[Data records]
────────────────────
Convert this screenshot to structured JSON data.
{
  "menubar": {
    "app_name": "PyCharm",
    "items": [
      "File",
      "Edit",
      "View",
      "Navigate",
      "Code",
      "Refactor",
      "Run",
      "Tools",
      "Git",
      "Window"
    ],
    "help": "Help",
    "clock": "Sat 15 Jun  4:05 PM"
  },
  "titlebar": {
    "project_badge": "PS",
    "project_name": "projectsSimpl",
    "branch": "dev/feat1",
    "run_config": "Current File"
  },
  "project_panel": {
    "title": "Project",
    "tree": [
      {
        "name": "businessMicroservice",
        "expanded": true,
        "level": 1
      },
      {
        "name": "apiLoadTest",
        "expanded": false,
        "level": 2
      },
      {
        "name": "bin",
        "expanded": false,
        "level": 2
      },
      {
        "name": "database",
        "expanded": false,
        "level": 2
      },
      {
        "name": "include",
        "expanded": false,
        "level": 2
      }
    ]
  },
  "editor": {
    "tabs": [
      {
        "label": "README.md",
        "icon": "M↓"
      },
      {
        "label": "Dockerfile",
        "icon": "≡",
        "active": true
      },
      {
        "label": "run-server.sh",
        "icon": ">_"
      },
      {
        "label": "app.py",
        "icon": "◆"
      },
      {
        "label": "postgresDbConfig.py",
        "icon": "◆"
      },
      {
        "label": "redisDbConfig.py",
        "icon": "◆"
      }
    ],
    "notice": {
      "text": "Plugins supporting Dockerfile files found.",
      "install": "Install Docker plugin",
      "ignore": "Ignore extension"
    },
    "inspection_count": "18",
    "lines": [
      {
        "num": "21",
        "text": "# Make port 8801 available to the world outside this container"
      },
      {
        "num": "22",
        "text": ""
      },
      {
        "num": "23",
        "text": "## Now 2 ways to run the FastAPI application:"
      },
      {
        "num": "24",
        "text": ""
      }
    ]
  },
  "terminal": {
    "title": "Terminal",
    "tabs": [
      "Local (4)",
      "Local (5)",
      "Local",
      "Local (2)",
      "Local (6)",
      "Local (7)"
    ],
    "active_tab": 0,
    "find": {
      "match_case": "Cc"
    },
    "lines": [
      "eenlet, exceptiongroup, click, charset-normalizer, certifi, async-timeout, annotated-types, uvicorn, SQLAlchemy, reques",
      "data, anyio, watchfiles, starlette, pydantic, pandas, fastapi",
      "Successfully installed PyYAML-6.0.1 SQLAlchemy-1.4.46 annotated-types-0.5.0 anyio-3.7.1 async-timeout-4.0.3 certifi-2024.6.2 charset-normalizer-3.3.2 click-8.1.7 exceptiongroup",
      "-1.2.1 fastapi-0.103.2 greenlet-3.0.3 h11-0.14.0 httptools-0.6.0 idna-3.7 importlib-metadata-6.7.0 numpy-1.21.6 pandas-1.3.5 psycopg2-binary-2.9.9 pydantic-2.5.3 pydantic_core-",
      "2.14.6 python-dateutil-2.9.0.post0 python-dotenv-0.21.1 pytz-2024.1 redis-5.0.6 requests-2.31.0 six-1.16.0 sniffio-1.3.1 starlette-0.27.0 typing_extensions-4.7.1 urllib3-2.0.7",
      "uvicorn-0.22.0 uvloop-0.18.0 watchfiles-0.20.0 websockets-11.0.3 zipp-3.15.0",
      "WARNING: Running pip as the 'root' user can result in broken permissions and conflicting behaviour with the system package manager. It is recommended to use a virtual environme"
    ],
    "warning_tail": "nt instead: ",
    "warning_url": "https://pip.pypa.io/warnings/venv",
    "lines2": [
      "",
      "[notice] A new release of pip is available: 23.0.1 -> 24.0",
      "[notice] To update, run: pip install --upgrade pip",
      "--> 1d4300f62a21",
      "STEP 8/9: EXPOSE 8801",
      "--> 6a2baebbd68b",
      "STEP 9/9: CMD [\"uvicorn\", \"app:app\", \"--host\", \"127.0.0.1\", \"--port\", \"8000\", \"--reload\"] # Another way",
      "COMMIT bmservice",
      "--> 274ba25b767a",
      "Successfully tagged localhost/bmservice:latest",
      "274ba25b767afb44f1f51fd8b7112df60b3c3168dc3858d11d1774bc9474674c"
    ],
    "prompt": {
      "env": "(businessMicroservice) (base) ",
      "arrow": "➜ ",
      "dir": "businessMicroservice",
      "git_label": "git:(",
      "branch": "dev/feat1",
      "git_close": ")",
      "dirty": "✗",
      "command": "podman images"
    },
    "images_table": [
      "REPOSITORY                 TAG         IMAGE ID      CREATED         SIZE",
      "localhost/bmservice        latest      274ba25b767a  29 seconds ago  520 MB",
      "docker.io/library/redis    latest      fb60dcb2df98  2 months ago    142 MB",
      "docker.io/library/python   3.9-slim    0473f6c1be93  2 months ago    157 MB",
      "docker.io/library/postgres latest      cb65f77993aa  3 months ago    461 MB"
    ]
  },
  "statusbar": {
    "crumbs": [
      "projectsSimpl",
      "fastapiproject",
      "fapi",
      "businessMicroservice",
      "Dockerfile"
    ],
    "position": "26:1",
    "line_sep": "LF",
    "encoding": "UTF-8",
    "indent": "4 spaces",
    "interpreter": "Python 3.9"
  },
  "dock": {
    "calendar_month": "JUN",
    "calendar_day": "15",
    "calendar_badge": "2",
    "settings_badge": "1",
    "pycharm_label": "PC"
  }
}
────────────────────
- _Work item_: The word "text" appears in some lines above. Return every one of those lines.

- _Written solution_:
      "text": "Plugins supporting Dockerfile files found.",
        "text": "# Make port 8801 available to the world outside this container"
        "text": ""
        "text": "## Now 2 ways to run the FastAPI application:"
        "text": ""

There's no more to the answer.